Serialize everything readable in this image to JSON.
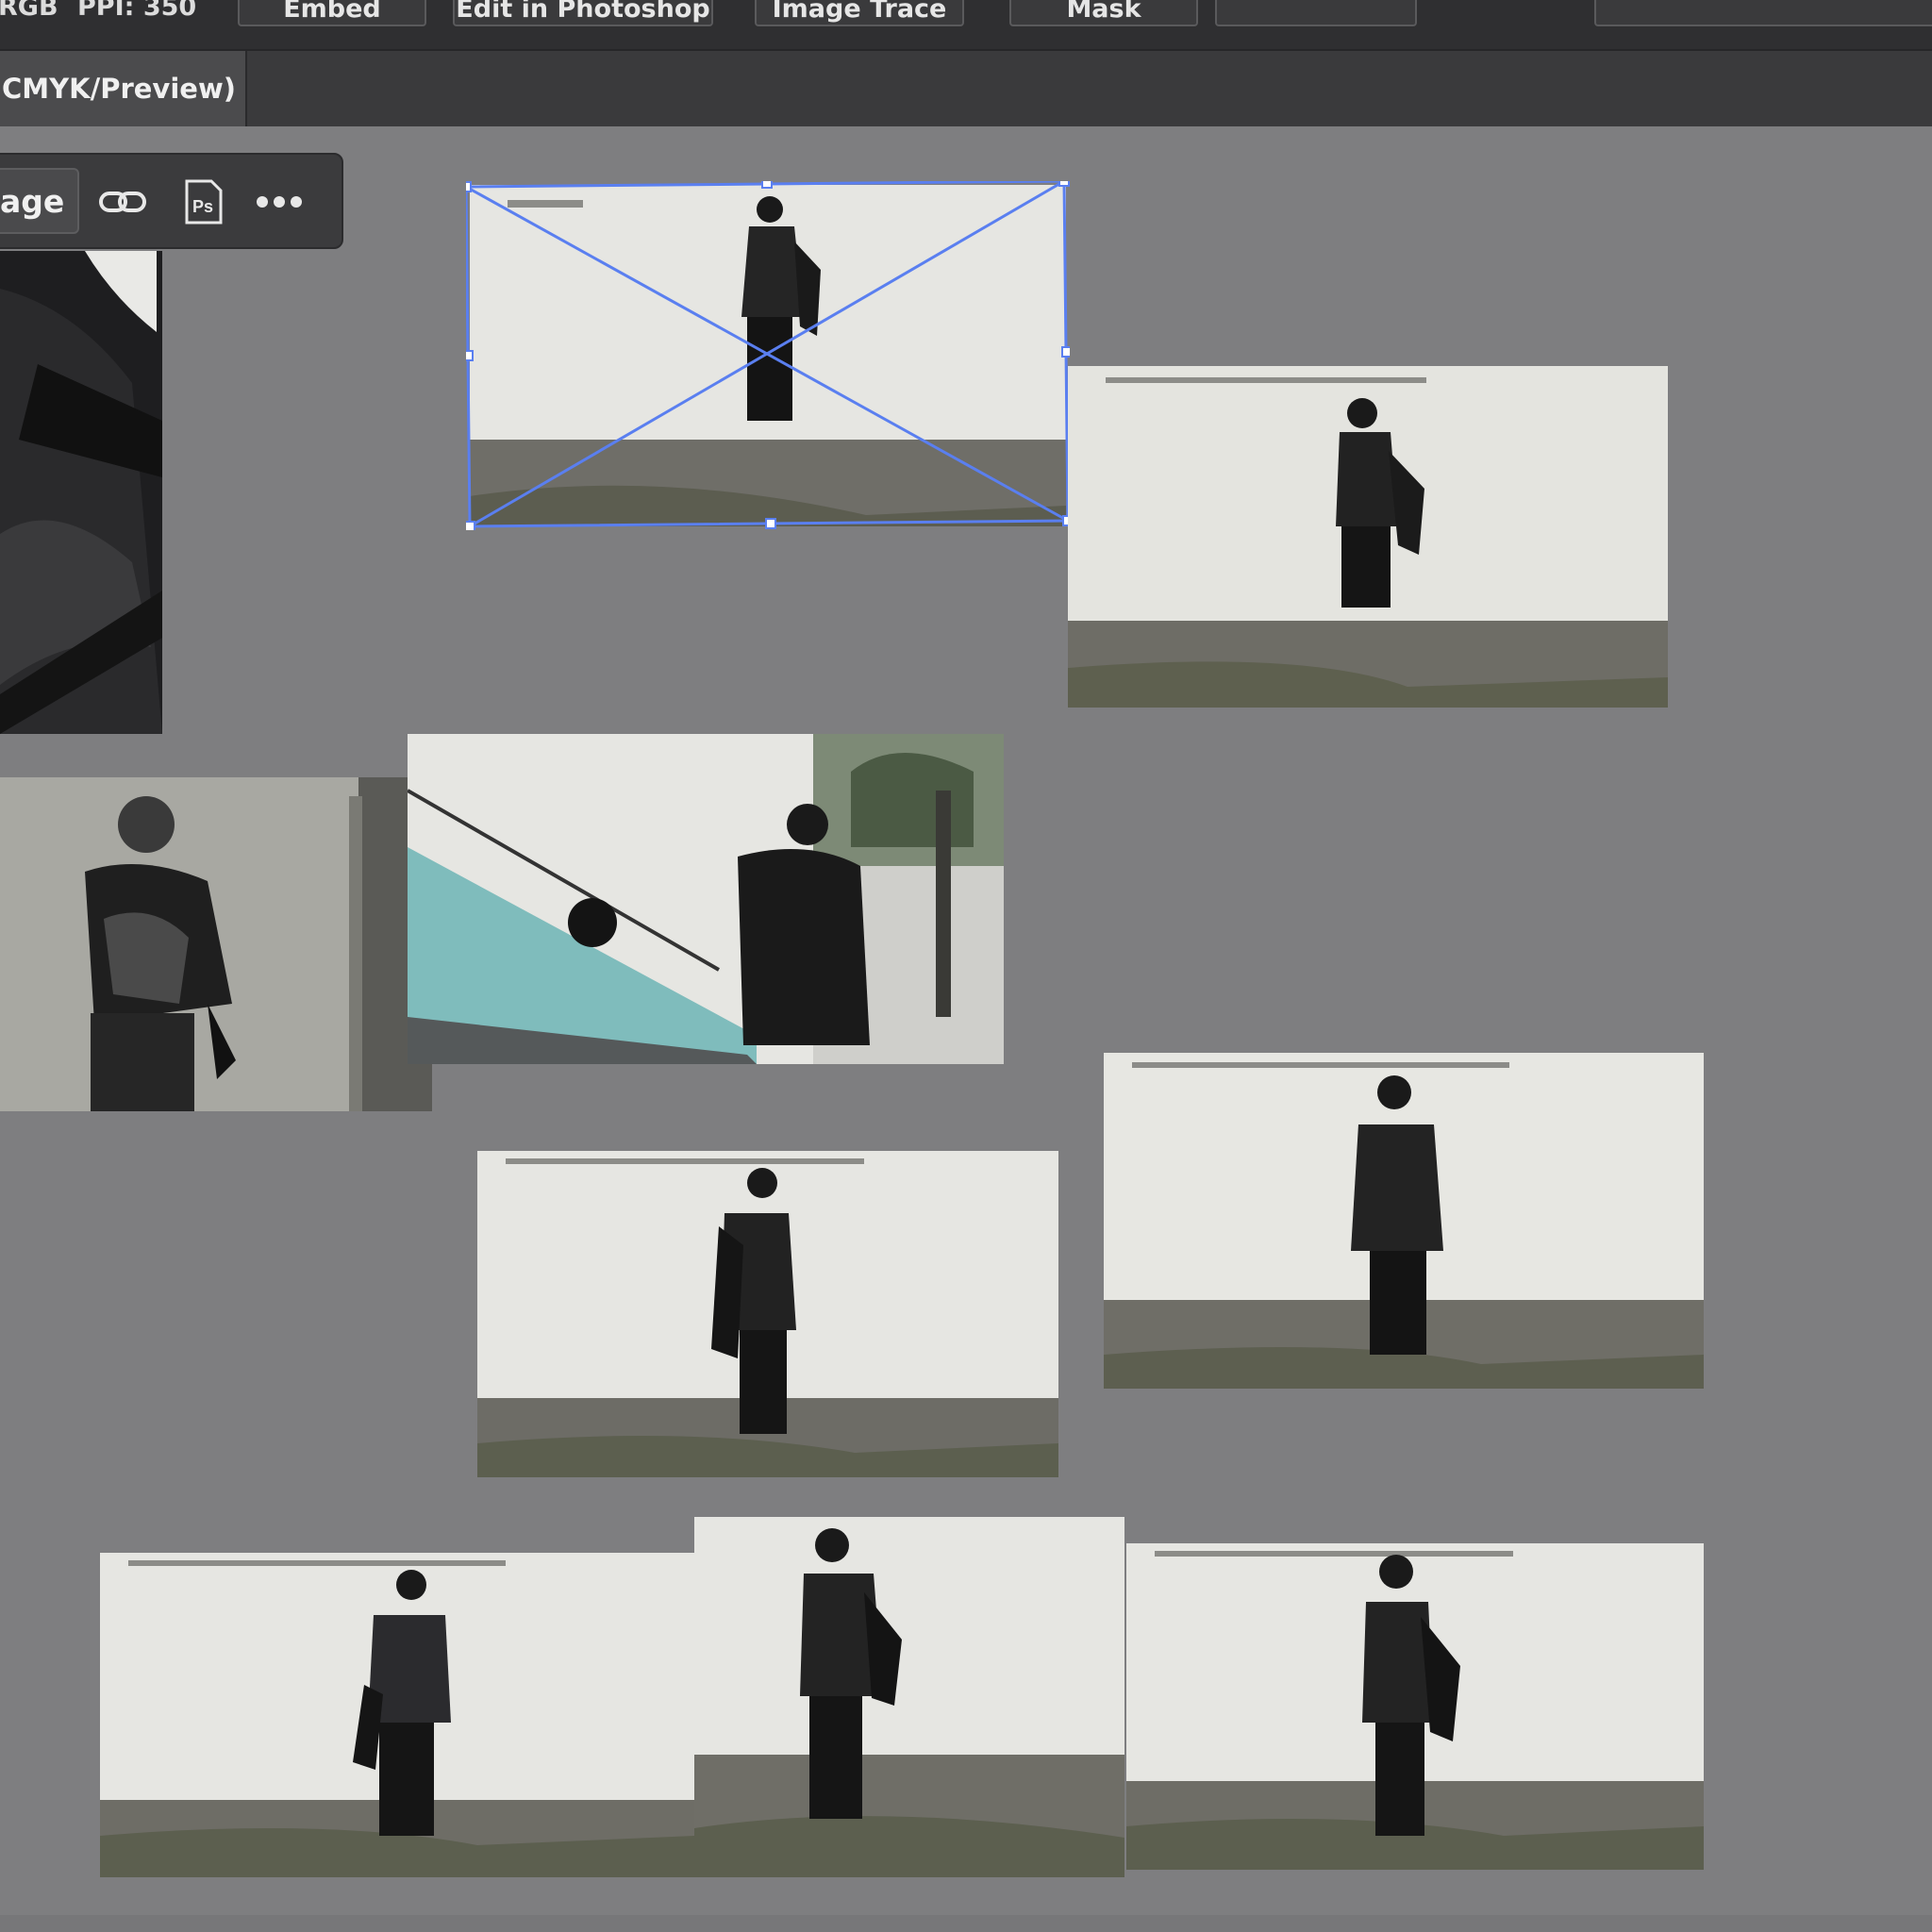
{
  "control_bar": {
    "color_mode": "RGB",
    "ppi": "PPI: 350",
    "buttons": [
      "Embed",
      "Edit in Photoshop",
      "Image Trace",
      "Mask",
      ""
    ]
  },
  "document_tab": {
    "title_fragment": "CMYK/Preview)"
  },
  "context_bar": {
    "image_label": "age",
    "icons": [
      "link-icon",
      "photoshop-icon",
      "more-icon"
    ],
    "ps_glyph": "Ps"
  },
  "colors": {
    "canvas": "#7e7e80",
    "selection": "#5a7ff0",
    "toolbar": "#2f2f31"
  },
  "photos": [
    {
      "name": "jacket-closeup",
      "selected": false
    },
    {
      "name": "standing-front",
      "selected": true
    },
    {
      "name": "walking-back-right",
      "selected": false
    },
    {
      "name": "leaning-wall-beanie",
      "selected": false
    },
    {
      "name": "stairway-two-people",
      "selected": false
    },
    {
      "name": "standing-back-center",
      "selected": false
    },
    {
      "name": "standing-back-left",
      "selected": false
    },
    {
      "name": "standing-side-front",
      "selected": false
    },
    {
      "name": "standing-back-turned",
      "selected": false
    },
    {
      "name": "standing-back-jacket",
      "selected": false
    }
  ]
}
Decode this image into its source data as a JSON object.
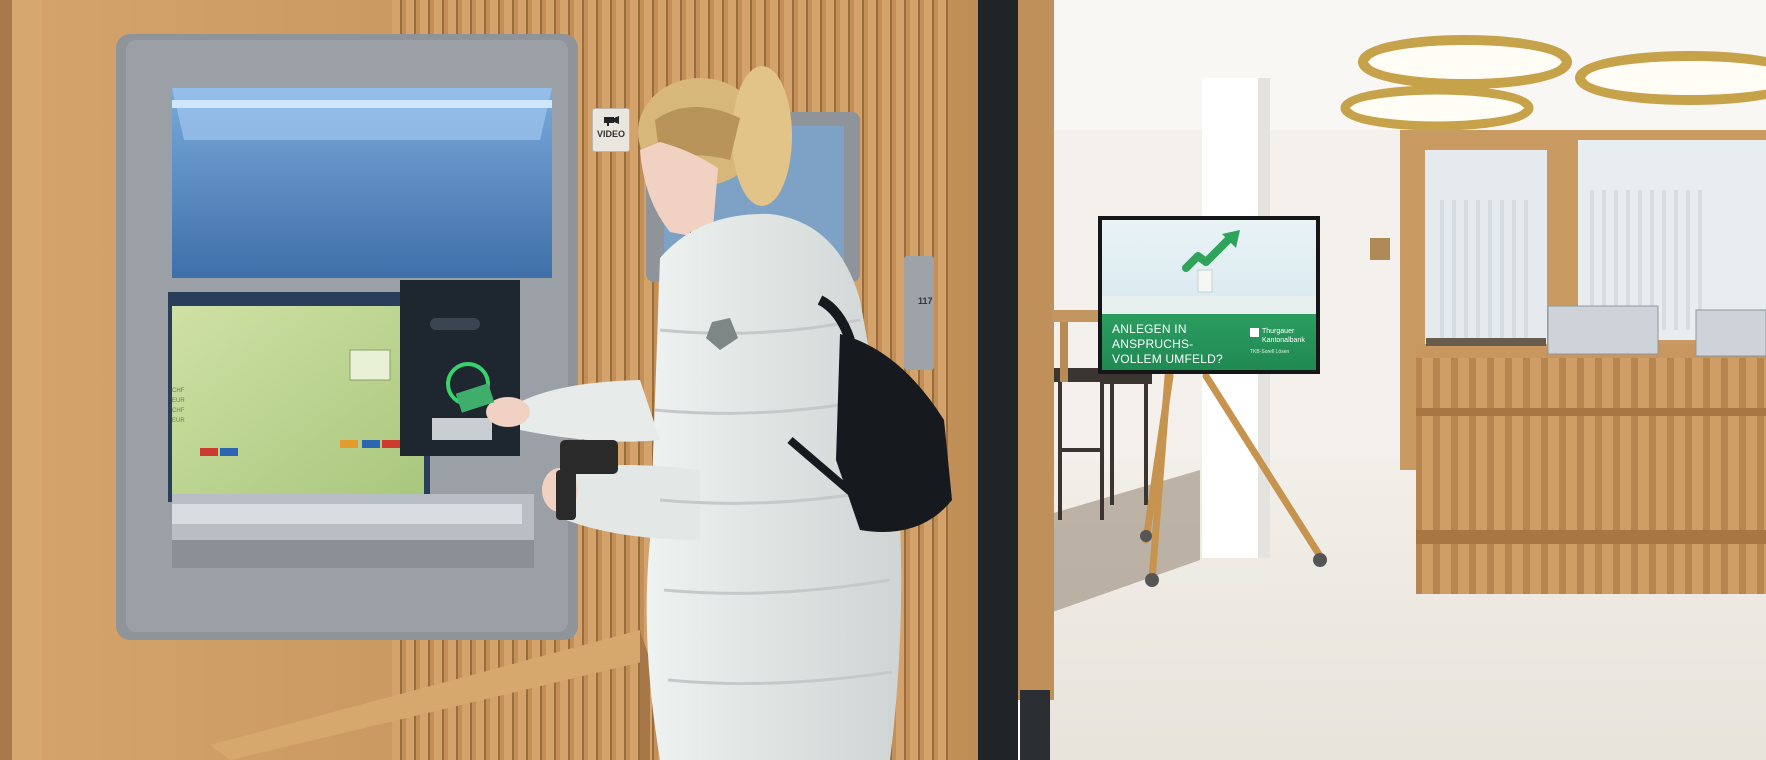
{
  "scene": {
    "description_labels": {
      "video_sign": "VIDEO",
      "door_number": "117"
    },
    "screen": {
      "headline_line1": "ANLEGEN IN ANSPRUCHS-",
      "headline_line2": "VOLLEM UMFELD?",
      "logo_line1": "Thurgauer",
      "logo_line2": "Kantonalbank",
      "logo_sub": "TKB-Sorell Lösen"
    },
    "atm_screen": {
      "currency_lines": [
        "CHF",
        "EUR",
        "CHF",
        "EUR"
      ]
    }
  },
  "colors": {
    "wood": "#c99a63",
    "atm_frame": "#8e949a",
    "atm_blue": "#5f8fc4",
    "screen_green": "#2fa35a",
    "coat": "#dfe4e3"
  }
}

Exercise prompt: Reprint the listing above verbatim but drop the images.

Response to this exercise:
Serialize everything readable in this image to JSON.
{
  "control_bar": {
    "color_mode": "RGB",
    "ppi": "PPI: 350",
    "buttons": [
      "Embed",
      "Edit in Photoshop",
      "Image Trace",
      "Mask",
      ""
    ]
  },
  "document_tab": {
    "title_fragment": "CMYK/Preview)"
  },
  "context_bar": {
    "image_label": "age",
    "icons": [
      "link-icon",
      "photoshop-icon",
      "more-icon"
    ],
    "ps_glyph": "Ps"
  },
  "colors": {
    "canvas": "#7e7e80",
    "selection": "#5a7ff0",
    "toolbar": "#2f2f31"
  },
  "photos": [
    {
      "name": "jacket-closeup",
      "selected": false
    },
    {
      "name": "standing-front",
      "selected": true
    },
    {
      "name": "walking-back-right",
      "selected": false
    },
    {
      "name": "leaning-wall-beanie",
      "selected": false
    },
    {
      "name": "stairway-two-people",
      "selected": false
    },
    {
      "name": "standing-back-center",
      "selected": false
    },
    {
      "name": "standing-back-left",
      "selected": false
    },
    {
      "name": "standing-side-front",
      "selected": false
    },
    {
      "name": "standing-back-turned",
      "selected": false
    },
    {
      "name": "standing-back-jacket",
      "selected": false
    }
  ]
}
Decode this image into its source data as a JSON object.
{
  "scene": {
    "description_labels": {
      "video_sign": "VIDEO",
      "door_number": "117"
    },
    "screen": {
      "headline_line1": "ANLEGEN IN ANSPRUCHS-",
      "headline_line2": "VOLLEM UMFELD?",
      "logo_line1": "Thurgauer",
      "logo_line2": "Kantonalbank",
      "logo_sub": "TKB-Sorell Lösen"
    },
    "atm_screen": {
      "currency_lines": [
        "CHF",
        "EUR",
        "CHF",
        "EUR"
      ]
    }
  },
  "colors": {
    "wood": "#c99a63",
    "atm_frame": "#8e949a",
    "atm_blue": "#5f8fc4",
    "screen_green": "#2fa35a",
    "coat": "#dfe4e3"
  }
}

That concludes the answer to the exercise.